dpkg provides the basic functionality for installing and manipulating Debian packages. Generally users don’t manage packages manually, instead, they use APT package management software.
Signed packagesDebian-based distributions support GPG signature verification of signed Debian packages but this is not set by default. As a workaround, repository metadata is used to verify the authenticity of the file.
- To update, you need to have a PPA.
- If you have a .deb package you can install it by double-clicking it.
- .deb files are not very secure since they can have access to everything on your computer.
- It shares libraries with other installed applications.
To have it running on your system you only have to install snapd on your system.
- Simple to package leveraging your existing tools.
- Automatic updates for everyone.
- Reach tens of millions of Linux systems.
- Roll back versions effortlessly.
- Integrate easily with build and CI infrastructure.

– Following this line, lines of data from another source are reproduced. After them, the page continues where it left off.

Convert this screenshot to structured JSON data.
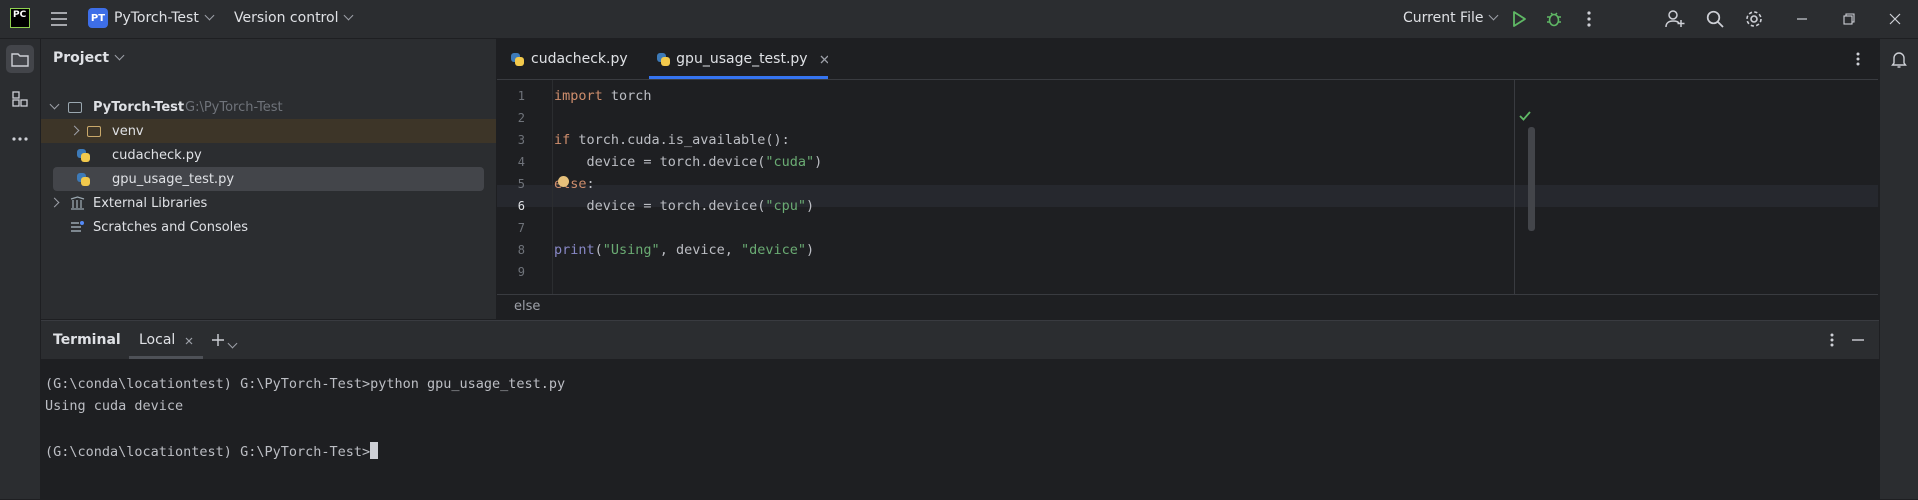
{
  "titlebar": {
    "app_logo": "PC",
    "project_badge": "PT",
    "project_name": "PyTorch-Test",
    "vcs": "Version control",
    "run_config": "Current File",
    "icons": [
      "main-menu-icon",
      "run-icon",
      "debug-icon",
      "more-icon",
      "add-user-icon",
      "search-icon",
      "settings-icon",
      "minimize-icon",
      "restore-icon",
      "close-icon"
    ]
  },
  "project_panel": {
    "title": "Project",
    "tree": [
      {
        "label": "PyTorch-Test",
        "hint": "G:\\PyTorch-Test"
      },
      {
        "label": "venv"
      },
      {
        "label": "cudacheck.py"
      },
      {
        "label": "gpu_usage_test.py"
      },
      {
        "label": "External Libraries"
      },
      {
        "label": "Scratches and Consoles"
      }
    ]
  },
  "editor": {
    "tabs": [
      {
        "label": "cudacheck.py"
      },
      {
        "label": "gpu_usage_test.py"
      }
    ],
    "line_numbers": [
      "1",
      "2",
      "3",
      "4",
      "5",
      "6",
      "7",
      "8",
      "9"
    ],
    "code": {
      "l1_kw": "import",
      "l1_rest": " torch",
      "l3_kw": "if",
      "l3_rest": " torch.cuda.is_available():",
      "l4_a": "    device = torch.device(",
      "l4_str": "\"cuda\"",
      "l4_b": ")",
      "l5_kw": "else",
      "l5_rest": ":",
      "l6_a": "    device = torch.device(",
      "l6_str": "\"cpu\"",
      "l6_b": ")",
      "l8_fn": "print",
      "l8_a": "(",
      "l8_s1": "\"Using\"",
      "l8_b": ", device, ",
      "l8_s2": "\"device\"",
      "l8_c": ")"
    },
    "breadcrumb": "else",
    "colors": {
      "keyword": "#cf8e6d",
      "string": "#6aab73",
      "accent": "#3574f0"
    }
  },
  "terminal": {
    "title": "Terminal",
    "tab": "Local",
    "lines": [
      "(G:\\conda\\locationtest) G:\\PyTorch-Test>python gpu_usage_test.py",
      "Using cuda device",
      "(G:\\conda\\locationtest) G:\\PyTorch-Test>"
    ]
  }
}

- Free for open and closed source projects.
- Snaps are quick to install from GNOME Software or the command line.
- Snaps update automatically and transactionally so your app is always fresh.
- Snaps stay secure as they are confined from the OS, other apps, and hardware functions.
- You can revert snap to an earlier state if the snap fails.
Many Distros are already using snap packaging including fedora and Debian.
There are 3 types of confinement for snap packages.
This is the default confinement for all apps. It gives the application read and writes permissions only in its install folder and if a home plug or interfaces are available for the app, users are also capable of accessing the home folder.
Strict confinement gives you the following readable and/or writable paths:
- /snap/<snap>/<revision> (read-only, snap install path).
- /var/snap/<snap>/<revision> (read/write, per-revision data).
- /var/snap/<snap>/common (read/write, common data).
- /home/$USER/snap/<snap>/<revision> (read/write, per-revision user data).
- /home/$USER/snap/<snap>/common (read/write, common user data).
Used for developers to test their applications. Snaps in developer mode cannot be released in stable mode. For them to be able to release, the developer must change strict mode or classic and then change to stable or candidate snap stores channels.
Classic snaps are snaps that work the same way .deb packages work, without any confinement.
Snap apps with this confinement can go beyond home folder access – it can read and write on root folders.
Although applications can have classic confinement it doesn’t mean that every application can have this confinement. For an application to have this confinement your application needs to be approved by a team at snapcraft.io after the reasons for classic confinement are agreed by all members of the team.
Snaps have many advantages over deb packages, regarding security and updates. With snaps, you can have up to date applications because it ships with its own libraries not needing system library to run.Support for transactional updates let you download only the part that changed on your application.
Leave your feedback on what would you choose for your applications – deb or snaps?